◆ WHAT YOU WILL DO
Each entry that follows should be set down precisely, with its pictures removed.

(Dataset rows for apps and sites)
.....

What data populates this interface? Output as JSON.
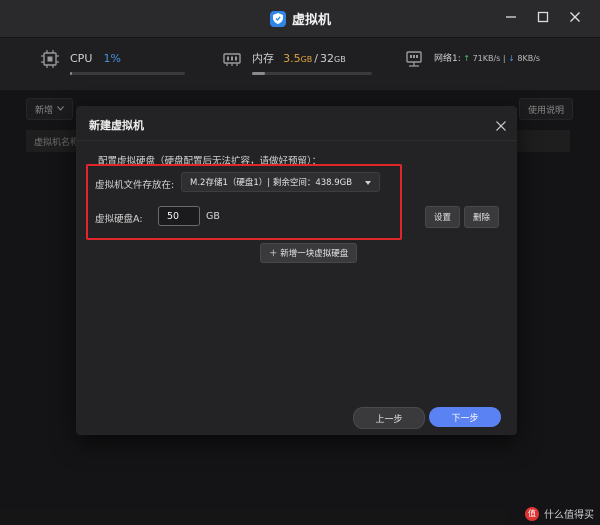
{
  "app": {
    "title": "虚拟机",
    "logo_icon": "shield-icon"
  },
  "window_controls": [
    "minimize-icon",
    "maximize-icon",
    "close-icon"
  ],
  "stats": {
    "cpu": {
      "label": "CPU",
      "value": "1%",
      "usage_fraction": 0.01,
      "color": "#4a90e2"
    },
    "memory": {
      "label": "内存",
      "used": "3.5",
      "used_unit": "GB",
      "separator": "/",
      "total": "32",
      "total_unit": "GB",
      "usage_fraction": 0.11,
      "color": "#e0a23a"
    },
    "network": {
      "label": "网络1:",
      "up_arrow": "↑",
      "up": "71KB/s",
      "sep": "|",
      "down_arrow": "↓",
      "down": "8KB/s"
    }
  },
  "toolbar": {
    "new_label": "新增",
    "help_label": "使用说明"
  },
  "table": {
    "col_name": "虚拟机名称"
  },
  "dialog": {
    "title": "新建虚拟机",
    "section_label": "配置虚拟硬盘（硬盘配置后无法扩容，请做好预留）：",
    "storage_label": "虚拟机文件存放在:",
    "storage_value": "M.2存储1（硬盘1）| 剩余空间：438.9GB",
    "disk_label": "虚拟硬盘A:",
    "disk_value": "50",
    "disk_unit": "GB",
    "settings_label": "设置",
    "delete_label": "删除",
    "add_disk_label": "＋ 新增一块虚拟硬盘",
    "prev_label": "上一步",
    "next_label": "下一步"
  },
  "footer": {
    "badge": "值",
    "text": "什么值得买"
  },
  "colors": {
    "accent": "#5b82f2",
    "highlight": "#e0262b",
    "up": "#4fbf72",
    "down": "#4a8fe0"
  }
}
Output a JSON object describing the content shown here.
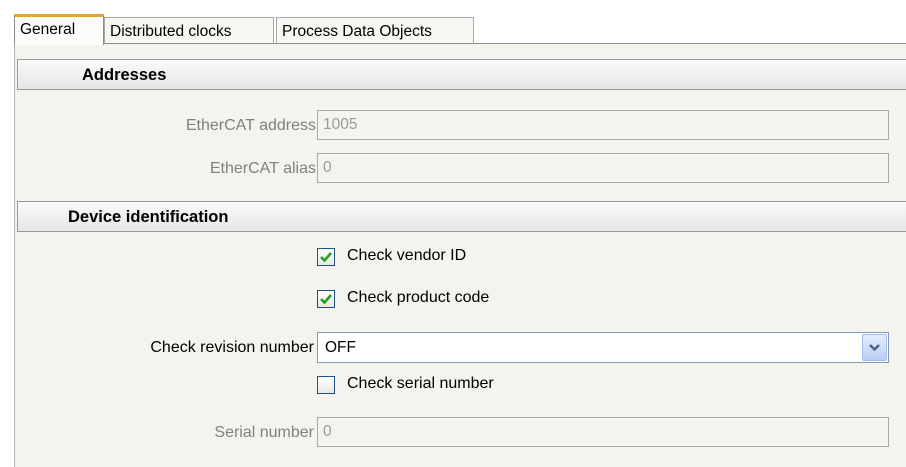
{
  "tabs": [
    "General",
    "Distributed clocks",
    "Process Data Objects"
  ],
  "sections": {
    "addresses": {
      "title": "Addresses",
      "ethercat_address": {
        "label": "EtherCAT address",
        "value": "1005"
      },
      "ethercat_alias": {
        "label": "EtherCAT alias",
        "value": "0"
      }
    },
    "device_identification": {
      "title": "Device identification",
      "check_vendor_id": {
        "label": "Check vendor ID",
        "checked": true
      },
      "check_product_code": {
        "label": "Check product code",
        "checked": true
      },
      "check_revision_number": {
        "label": "Check revision number",
        "value": "OFF"
      },
      "check_serial_number": {
        "label": "Check serial number",
        "checked": false
      },
      "serial_number": {
        "label": "Serial number",
        "value": "0"
      }
    }
  },
  "colors": {
    "active_tab_accent": "#e7a52e",
    "checkmark": "#21a121",
    "panel_background": "#f4f3ee"
  },
  "icons": {
    "dropdown": "chevron-down-icon",
    "check": "checkmark-icon"
  }
}
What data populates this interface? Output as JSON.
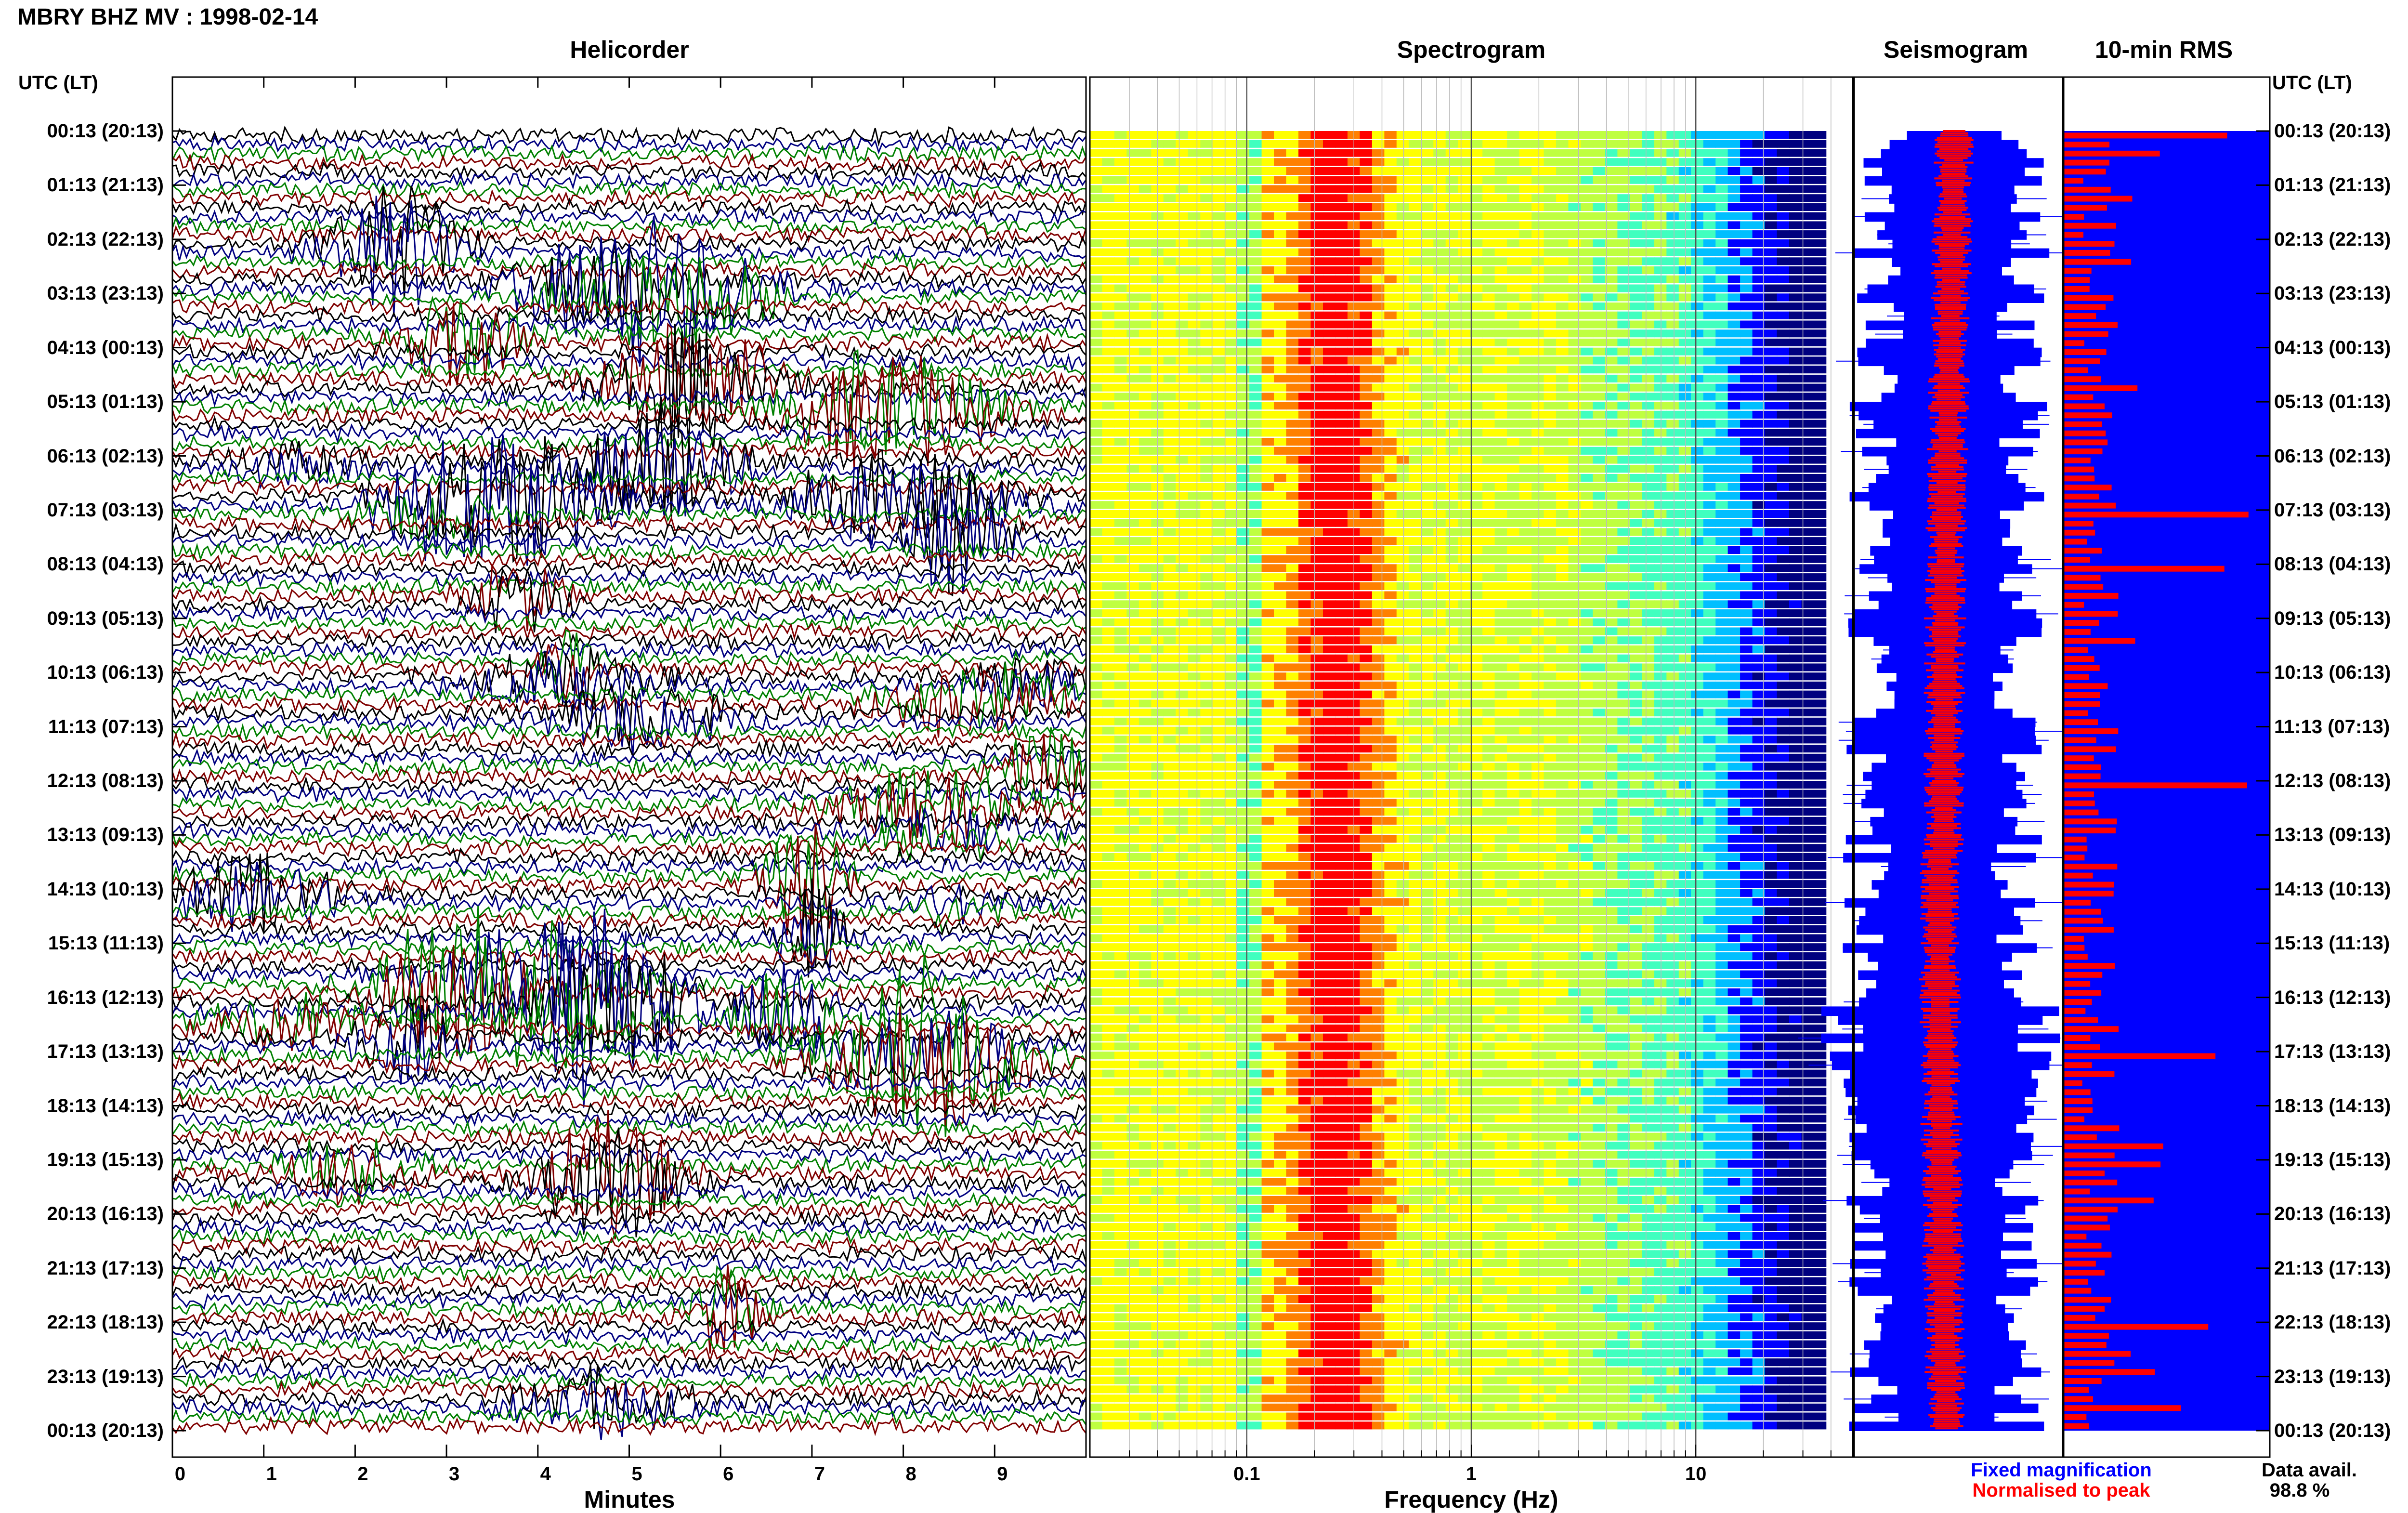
{
  "title": "MBRY BHZ MV : 1998-02-14",
  "panels": {
    "helicorder": "Helicorder",
    "spectrogram": "Spectrogram",
    "seismogram": "Seismogram",
    "rms": "10-min RMS"
  },
  "y_axis_label": "UTC (LT)",
  "colors": {
    "helicorder_traces": [
      "#000000",
      "#000080",
      "#008000",
      "#800000"
    ],
    "fixed_magnification": "#0000ff",
    "normalised_to_peak": "#ff0000",
    "spectrogram_colormap": [
      "#00007f",
      "#0000ff",
      "#00bfff",
      "#40ffbf",
      "#bfff40",
      "#ffff00",
      "#ff8000",
      "#ff0000"
    ]
  },
  "legend": {
    "fixed": "Fixed magnification",
    "normalised": "Normalised to peak"
  },
  "data_availability": {
    "label": "Data avail.",
    "value": "98.8 %"
  },
  "chart_data": [
    {
      "type": "line",
      "title": "Helicorder",
      "xlabel": "Minutes",
      "x_ticks": [
        "0",
        "1",
        "2",
        "3",
        "4",
        "5",
        "6",
        "7",
        "8",
        "9"
      ],
      "xlim": [
        0,
        10
      ],
      "ylabel": "UTC (LT)",
      "y_tick_labels": [
        "00:13 (20:13)",
        "01:13 (21:13)",
        "02:13 (22:13)",
        "03:13 (23:13)",
        "04:13 (00:13)",
        "05:13 (01:13)",
        "06:13 (02:13)",
        "07:13 (03:13)",
        "08:13 (04:13)",
        "09:13 (05:13)",
        "10:13 (06:13)",
        "11:13 (07:13)",
        "12:13 (08:13)",
        "13:13 (09:13)",
        "14:13 (10:13)",
        "15:13 (11:13)",
        "16:13 (12:13)",
        "17:13 (13:13)",
        "18:13 (14:13)",
        "19:13 (15:13)",
        "20:13 (16:13)",
        "21:13 (17:13)",
        "22:13 (18:13)",
        "23:13 (19:13)",
        "00:13 (20:13)"
      ],
      "rows": 144,
      "row_minutes": 10
    },
    {
      "type": "heatmap",
      "title": "Spectrogram",
      "xlabel": "Frequency (Hz)",
      "x_scale": "log",
      "x_ticks": [
        "0.1",
        "1",
        "10"
      ],
      "xlim": [
        0.02,
        50
      ],
      "rows": 144
    },
    {
      "type": "line",
      "title": "Seismogram",
      "series": [
        {
          "name": "Fixed magnification"
        },
        {
          "name": "Normalised to peak"
        }
      ],
      "rows": 144
    },
    {
      "type": "bar",
      "title": "10-min RMS",
      "orientation": "horizontal",
      "rows": 144,
      "notable_peaks_utc": [
        "00:13",
        "07:13",
        "08:13",
        "12:13",
        "17:13",
        "22:13"
      ]
    }
  ]
}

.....

◆ SOLUTION
What data populates this interface? Output as JSON.
{
  "app": {
    "title": "虚拟机",
    "logo_icon": "shield-icon"
  },
  "window_controls": [
    "minimize-icon",
    "maximize-icon",
    "close-icon"
  ],
  "stats": {
    "cpu": {
      "label": "CPU",
      "value": "1%",
      "usage_fraction": 0.01,
      "color": "#4a90e2"
    },
    "memory": {
      "label": "内存",
      "used": "3.5",
      "used_unit": "GB",
      "separator": "/",
      "total": "32",
      "total_unit": "GB",
      "usage_fraction": 0.11,
      "color": "#e0a23a"
    },
    "network": {
      "label": "网络1:",
      "up_arrow": "↑",
      "up": "71KB/s",
      "sep": "|",
      "down_arrow": "↓",
      "down": "8KB/s"
    }
  },
  "toolbar": {
    "new_label": "新增",
    "help_label": "使用说明"
  },
  "table": {
    "col_name": "虚拟机名称"
  },
  "dialog": {
    "title": "新建虚拟机",
    "section_label": "配置虚拟硬盘（硬盘配置后无法扩容，请做好预留）：",
    "storage_label": "虚拟机文件存放在:",
    "storage_value": "M.2存储1（硬盘1）| 剩余空间：438.9GB",
    "disk_label": "虚拟硬盘A:",
    "disk_value": "50",
    "disk_unit": "GB",
    "settings_label": "设置",
    "delete_label": "删除",
    "add_disk_label": "＋ 新增一块虚拟硬盘",
    "prev_label": "上一步",
    "next_label": "下一步"
  },
  "footer": {
    "badge": "值",
    "text": "什么值得买"
  },
  "colors": {
    "accent": "#5b82f2",
    "highlight": "#e0262b",
    "up": "#4fbf72",
    "down": "#4a8fe0"
  }
}
Output a JSON object describing the content shown here.
{
  "tabs": [
    "General",
    "Distributed clocks",
    "Process Data Objects"
  ],
  "sections": {
    "addresses": {
      "title": "Addresses",
      "ethercat_address": {
        "label": "EtherCAT address",
        "value": "1005"
      },
      "ethercat_alias": {
        "label": "EtherCAT alias",
        "value": "0"
      }
    },
    "device_identification": {
      "title": "Device identification",
      "check_vendor_id": {
        "label": "Check vendor ID",
        "checked": true
      },
      "check_product_code": {
        "label": "Check product code",
        "checked": true
      },
      "check_revision_number": {
        "label": "Check revision number",
        "value": "OFF"
      },
      "check_serial_number": {
        "label": "Check serial number",
        "checked": false
      },
      "serial_number": {
        "label": "Serial number",
        "value": "0"
      }
    }
  },
  "colors": {
    "active_tab_accent": "#e7a52e",
    "checkmark": "#21a121",
    "panel_background": "#f4f3ee"
  },
  "icons": {
    "dropdown": "chevron-down-icon",
    "check": "checkmark-icon"
  }
}
What data populates this interface? Output as JSON.
{
  "title": "MBRY BHZ MV : 1998-02-14",
  "panels": {
    "helicorder": "Helicorder",
    "spectrogram": "Spectrogram",
    "seismogram": "Seismogram",
    "rms": "10-min RMS"
  },
  "y_axis_label": "UTC (LT)",
  "colors": {
    "helicorder_traces": [
      "#000000",
      "#000080",
      "#008000",
      "#800000"
    ],
    "fixed_magnification": "#0000ff",
    "normalised_to_peak": "#ff0000",
    "spectrogram_colormap": [
      "#00007f",
      "#0000ff",
      "#00bfff",
      "#40ffbf",
      "#bfff40",
      "#ffff00",
      "#ff8000",
      "#ff0000"
    ]
  },
  "legend": {
    "fixed": "Fixed magnification",
    "normalised": "Normalised to peak"
  },
  "data_availability": {
    "label": "Data avail.",
    "value": "98.8 %"
  },
  "chart_data": [
    {
      "type": "line",
      "title": "Helicorder",
      "xlabel": "Minutes",
      "x_ticks": [
        "0",
        "1",
        "2",
        "3",
        "4",
        "5",
        "6",
        "7",
        "8",
        "9"
      ],
      "xlim": [
        0,
        10
      ],
      "ylabel": "UTC (LT)",
      "y_tick_labels": [
        "00:13 (20:13)",
        "01:13 (21:13)",
        "02:13 (22:13)",
        "03:13 (23:13)",
        "04:13 (00:13)",
        "05:13 (01:13)",
        "06:13 (02:13)",
        "07:13 (03:13)",
        "08:13 (04:13)",
        "09:13 (05:13)",
        "10:13 (06:13)",
        "11:13 (07:13)",
        "12:13 (08:13)",
        "13:13 (09:13)",
        "14:13 (10:13)",
        "15:13 (11:13)",
        "16:13 (12:13)",
        "17:13 (13:13)",
        "18:13 (14:13)",
        "19:13 (15:13)",
        "20:13 (16:13)",
        "21:13 (17:13)",
        "22:13 (18:13)",
        "23:13 (19:13)",
        "00:13 (20:13)"
      ],
      "rows": 144,
      "row_minutes": 10
    },
    {
      "type": "heatmap",
      "title": "Spectrogram",
      "xlabel": "Frequency (Hz)",
      "x_scale": "log",
      "x_ticks": [
        "0.1",
        "1",
        "10"
      ],
      "xlim": [
        0.02,
        50
      ],
      "rows": 144
    },
    {
      "type": "line",
      "title": "Seismogram",
      "series": [
        {
          "name": "Fixed magnification"
        },
        {
          "name": "Normalised to peak"
        }
      ],
      "rows": 144
    },
    {
      "type": "bar",
      "title": "10-min RMS",
      "orientation": "horizontal",
      "rows": 144,
      "notable_peaks_utc": [
        "00:13",
        "07:13",
        "08:13",
        "12:13",
        "17:13",
        "22:13"
      ]
    }
  ]
}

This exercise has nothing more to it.